“Jacqueline” was the 54th most popular name for girls born in 1983. The name had reached its peak popularity in 1964, the grieving Mrs. Kennedy an even worthier namesake than she’d been three years before. I was named for my great-grandfather, though my father was a subscriber to The Third Decade: A Journal of Research on the John F. Kennedy Assassination, so we can’t discount Camelot’s influence entirely. Sometimes, however, my mother liked to tease me by reminding me that my parents had nearly named me Roberta, which was the 475th most popular girl’s name in 1983. In a nasally singsong voice, she would say, “We would have called you Bobbie,” which usually made me shriek in horror.
Roberta, of course, is a fine name, carried with great dignity by Roberta Flack and whoever the other famous Robertas are. Had I been born a decade earlier, I like to think that Bobbie would have served me in good stead in the waning days of lesbian separatism, though I suppose that Jeff Goldblum might have it that naming a baby Roberta in 1973 would produce a different hurricane entirely. It’s the chaos theory of baby names. Jeff Goldblum would not be wrong. Had I been born in 1973, Roberta wouldn’t have even made the list. My dad’s brother hadn’t driven off of that bridge yet, and Jews generally don’t name their children after living relatives. That takes Jacqueline out of the running, too: my great-grandfather was still alive. This is the chaos theory of life, which is death.
In 1983, though, Roberta would have been something like a necronym. His brother and his parents had only recently clawed their separate ways back to the living, where the pain of a future without Bobby could be eased by their dreams for mine. If naming were an astrology, a prophetic science of history and hope and old light, Roberta, bright fame, might have returned to them that lost, shining son. But grief eases, and I was named Jacqueline, supplanter, which I was: Bobby’s crown had been meant for the boy my mother had miscarried the previous year. No family becomes less complicated with time.

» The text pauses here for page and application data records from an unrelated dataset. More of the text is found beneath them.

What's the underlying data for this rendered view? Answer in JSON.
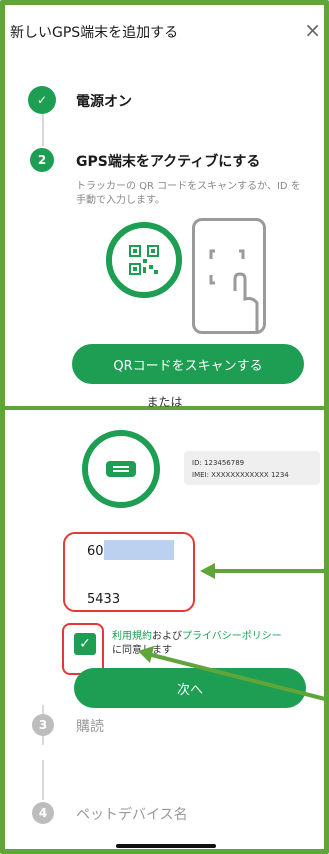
{
  "dialog": {
    "title": "新しいGPS端末を追加する",
    "close_glyph": "×"
  },
  "steps": [
    {
      "number": "✓",
      "label": "電源オン"
    },
    {
      "number": "2",
      "label": "GPS端末をアクティブにする"
    },
    {
      "number": "3",
      "label": "購読"
    },
    {
      "number": "4",
      "label": "ペットデバイス名"
    }
  ],
  "activation": {
    "description": "トラッカーの QR コードをスキャンするか、ID を手動で入力します。",
    "scan_button": "QRコードをスキャンする",
    "or_text": "または",
    "id_label": "ID:  123456789",
    "imei_label": "IMEI:  XXXXXXXXXXXX 1234",
    "field1_value": "60",
    "field2_value": "5433",
    "terms_prefix": "利用規約",
    "terms_and": "および",
    "privacy_link": "プライバシーポリシー",
    "terms_suffix": "に同意します",
    "next_button": "次へ"
  },
  "colors": {
    "accent": "#1d9e52",
    "annotation": "#5fa53a",
    "highlight": "#e53935"
  }
}
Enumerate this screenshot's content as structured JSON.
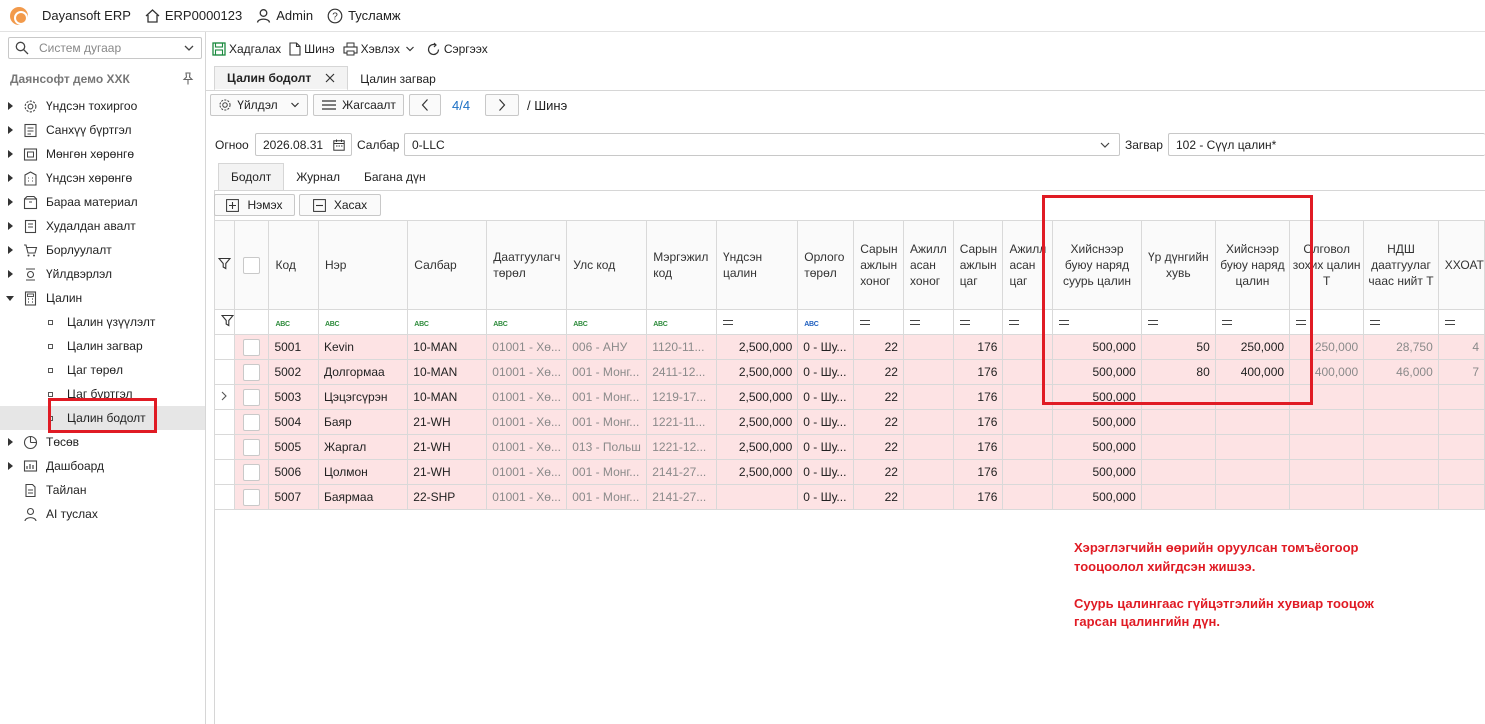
{
  "titlebar": {
    "app_name": "Dayansoft ERP",
    "db_code": "ERP0000123",
    "user": "Admin",
    "help": "Тусламж"
  },
  "sidebar": {
    "search_placeholder": "Систем дугаар",
    "company": "Даянсофт демо ХХК",
    "items": [
      {
        "label": "Үндсэн тохиргоо",
        "icon": "gear-icon"
      },
      {
        "label": "Санхүү бүртгэл",
        "icon": "ledger-icon"
      },
      {
        "label": "Мөнгөн хөрөнгө",
        "icon": "money-icon"
      },
      {
        "label": "Үндсэн хөрөнгө",
        "icon": "building-icon"
      },
      {
        "label": "Бараа материал",
        "icon": "box-icon"
      },
      {
        "label": "Худалдан авалт",
        "icon": "purchase-icon"
      },
      {
        "label": "Борлуулалт",
        "icon": "cart-icon"
      },
      {
        "label": "Үйлдвэрлэл",
        "icon": "factory-icon"
      },
      {
        "label": "Цалин",
        "icon": "calculator-icon"
      }
    ],
    "payroll_children": [
      {
        "label": "Цалин үзүүлэлт"
      },
      {
        "label": "Цалин загвар"
      },
      {
        "label": "Цаг төрөл"
      },
      {
        "label": "Цаг бүртгэл"
      },
      {
        "label": "Цалин бодолт"
      }
    ],
    "items_after": [
      {
        "label": "Төсөв",
        "icon": "pie-icon"
      },
      {
        "label": "Дашбоард",
        "icon": "dashboard-icon"
      },
      {
        "label": "Тайлан",
        "icon": "report-icon"
      },
      {
        "label": "AI туслах",
        "icon": "ai-icon"
      }
    ]
  },
  "toolbar": {
    "save": "Хадгалах",
    "new": "Шинэ",
    "print": "Хэвлэх",
    "refresh": "Сэргээх"
  },
  "tabs": [
    {
      "label": "Цалин бодолт"
    },
    {
      "label": "Цалин загвар"
    }
  ],
  "doc_toolbar": {
    "actions": "Үйлдэл",
    "list": "Жагсаалт",
    "pager": "4/4",
    "status": "/ Шинэ"
  },
  "form": {
    "date_label": "Огноо",
    "date_value": "2026.08.31",
    "branch_label": "Салбар",
    "branch_value": "0-LLC",
    "template_label": "Загвар",
    "template_value": "102 - Сүүл цалин*"
  },
  "subtabs": [
    {
      "label": "Бодолт"
    },
    {
      "label": "Журнал"
    },
    {
      "label": "Багана дүн"
    }
  ],
  "grid_buttons": {
    "add": "Нэмэх",
    "remove": "Хасах"
  },
  "grid": {
    "columns": [
      "Код",
      "Нэр",
      "Салбар",
      "Даатгуулагч төрөл",
      "Улс код",
      "Мэргэжил код",
      "Үндсэн цалин",
      "Орлого төрөл",
      "Сарын ажлын хоног",
      "Ажилл асан хоног",
      "Сарын ажлын цаг",
      "Ажилл асан цаг",
      "Хийснээр буюу наряд суурь цалин",
      "Үр дүнгийн хувь",
      "Хийснээр буюу наряд цалин",
      "Олговол зохих цалин Т",
      "НДШ даатгуулаг чаас нийт Т",
      "ХХОАТ"
    ],
    "rows": [
      {
        "code": "5001",
        "name": "Kevin",
        "branch": "10-MAN",
        "ins": "01001 - Хө...",
        "country": "006 - АНУ",
        "prof": "1120-11...",
        "base": "2,500,000",
        "income": "0 - Шу...",
        "mdays": "22",
        "wdays": "",
        "mhours": "176",
        "whours": "",
        "piece_base": "500,000",
        "perf": "50",
        "piece": "250,000",
        "payable": "250,000",
        "ndsh": "28,750",
        "tax": "4"
      },
      {
        "code": "5002",
        "name": "Долгормаа",
        "branch": "10-MAN",
        "ins": "01001 - Хө...",
        "country": "001 - Монг...",
        "prof": "2411-12...",
        "base": "2,500,000",
        "income": "0 - Шу...",
        "mdays": "22",
        "wdays": "",
        "mhours": "176",
        "whours": "",
        "piece_base": "500,000",
        "perf": "80",
        "piece": "400,000",
        "payable": "400,000",
        "ndsh": "46,000",
        "tax": "7"
      },
      {
        "code": "5003",
        "name": "Цэцэгсүрэн",
        "branch": "10-MAN",
        "ins": "01001 - Хө...",
        "country": "001 - Монг...",
        "prof": "1219-17...",
        "base": "2,500,000",
        "income": "0 - Шу...",
        "mdays": "22",
        "wdays": "",
        "mhours": "176",
        "whours": "",
        "piece_base": "500,000",
        "perf": "",
        "piece": "",
        "payable": "",
        "ndsh": "",
        "tax": ""
      },
      {
        "code": "5004",
        "name": "Баяр",
        "branch": "21-WH",
        "ins": "01001 - Хө...",
        "country": "001 - Монг...",
        "prof": "1221-11...",
        "base": "2,500,000",
        "income": "0 - Шу...",
        "mdays": "22",
        "wdays": "",
        "mhours": "176",
        "whours": "",
        "piece_base": "500,000",
        "perf": "",
        "piece": "",
        "payable": "",
        "ndsh": "",
        "tax": ""
      },
      {
        "code": "5005",
        "name": "Жаргал",
        "branch": "21-WH",
        "ins": "01001 - Хө...",
        "country": "013 - Польш",
        "prof": "1221-12...",
        "base": "2,500,000",
        "income": "0 - Шу...",
        "mdays": "22",
        "wdays": "",
        "mhours": "176",
        "whours": "",
        "piece_base": "500,000",
        "perf": "",
        "piece": "",
        "payable": "",
        "ndsh": "",
        "tax": ""
      },
      {
        "code": "5006",
        "name": "Цолмон",
        "branch": "21-WH",
        "ins": "01001 - Хө...",
        "country": "001 - Монг...",
        "prof": "2141-27...",
        "base": "2,500,000",
        "income": "0 - Шу...",
        "mdays": "22",
        "wdays": "",
        "mhours": "176",
        "whours": "",
        "piece_base": "500,000",
        "perf": "",
        "piece": "",
        "payable": "",
        "ndsh": "",
        "tax": ""
      },
      {
        "code": "5007",
        "name": "Баярмаа",
        "branch": "22-SHP",
        "ins": "01001 - Хө...",
        "country": "001 - Монг...",
        "prof": "2141-27...",
        "base": "",
        "income": "0 - Шу...",
        "mdays": "22",
        "wdays": "",
        "mhours": "176",
        "whours": "",
        "piece_base": "500,000",
        "perf": "",
        "piece": "",
        "payable": "",
        "ndsh": "",
        "tax": ""
      }
    ]
  },
  "annotation": {
    "line1": "Хэрэглэгчийн өөрийн оруулсан томъёогоор тооцоолол хийгдсэн жишээ.",
    "line2": "Суурь цалингаас гүйцэтгэлийн хувиар тооцож гарсан цалингийн дүн."
  },
  "colors": {
    "row_highlight": "#fde3e4",
    "annotation_red": "#e01b24",
    "pager_blue": "#1a6fc4"
  }
}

I told my therapist this story the other day, though I’ve told it before in a hundred different ways. She sighed kindly, as she does when I return to old wounds. “There was never any hope,” she said. There was never any hope that they could be saved, she meant, and I knew she was right; the ache in my chest bloomed in an instant, a flower in a time-lapse film. How could they have loved me when they were already grieving all of the people they had hoped I would become? People are contingencies, too, and the names we’re given — all of them mean chaos.
Forgetting this is a fervent private practice, but also a communal devotion. In this shit year — or, more honestly, in this noxious world we’ve built — there’s more to say about names, both proper and improper. We believe that what we call things matters to what they become, but the fact of the belief might matter more. Divinations and incantations and prophecies are always already curses of some kind. The personal is political, but the interpersonal is, too; things happen to us, and we happen to each other.
It’s funny and tender to me that the principles of time travel, the ones we’ve made up, offer consolation instead of relief.* We reach back for fantasy, but we make the resolution the truth: going back would only place you on a different path forward. This is the order of things.
No one has ever called me Jacqueline; only strangers do, and that seems right. It’s the name of someone they don’t know yet. Only I can tell them what it means.
*Theoretical physics stans, don’t @ me.
Jacqui Shine is a writer and historian.
In My Other Life, a collection of essays from writers we love, is The Awl’s goodbye to 2016.